The records follow. Copy each one exactly.
_ _ _ _ _ _ _
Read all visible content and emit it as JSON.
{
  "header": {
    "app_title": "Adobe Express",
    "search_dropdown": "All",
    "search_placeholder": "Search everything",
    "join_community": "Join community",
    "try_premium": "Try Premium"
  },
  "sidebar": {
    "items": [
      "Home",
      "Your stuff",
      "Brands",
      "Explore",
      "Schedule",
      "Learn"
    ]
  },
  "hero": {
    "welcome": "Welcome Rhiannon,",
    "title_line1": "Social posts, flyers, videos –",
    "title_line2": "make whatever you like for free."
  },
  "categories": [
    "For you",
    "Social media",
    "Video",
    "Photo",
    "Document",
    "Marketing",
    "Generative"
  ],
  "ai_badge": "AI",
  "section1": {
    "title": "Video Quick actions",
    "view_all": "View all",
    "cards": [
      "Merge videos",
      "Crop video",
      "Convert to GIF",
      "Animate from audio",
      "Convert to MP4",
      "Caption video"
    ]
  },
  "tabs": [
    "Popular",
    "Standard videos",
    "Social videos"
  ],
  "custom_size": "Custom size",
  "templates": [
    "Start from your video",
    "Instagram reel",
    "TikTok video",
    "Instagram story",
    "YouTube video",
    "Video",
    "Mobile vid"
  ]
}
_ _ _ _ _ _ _
> Response for this exercise:
Read all visible content and emit it as JSON.
{
  "header": {
    "app_title": "Adobe Express",
    "search_dropdown": "All",
    "search_placeholder": "Search everything",
    "join_community": "Join community",
    "try_premium": "Try Premium"
  },
  "sidebar": {
    "items": [
      "Home",
      "Your stuff",
      "Brands",
      "Explore",
      "Schedule",
      "Learn"
    ]
  },
  "hero": {
    "welcome": "Welcome Rhiannon,",
    "title_line1": "Social posts, flyers, videos –",
    "title_line2": "make whatever you like for free."
  },
  "categories": [
    "For you",
    "Social media",
    "Video",
    "Photo",
    "Document",
    "Marketing",
    "Generative"
  ],
  "ai_badge": "AI",
  "section1": {
    "title": "Video Quick actions",
    "view_all": "View all",
    "cards": [
      "Merge videos",
      "Crop video",
      "Convert to GIF",
      "Animate from audio",
      "Convert to MP4",
      "Caption video"
    ]
  },
  "tabs": [
    "Popular",
    "Standard videos",
    "Social videos"
  ],
  "custom_size": "Custom size",
  "templates": [
    "Start from your video",
    "Instagram reel",
    "TikTok video",
    "Instagram story",
    "YouTube video",
    "Video",
    "Mobile vid"
  ]
}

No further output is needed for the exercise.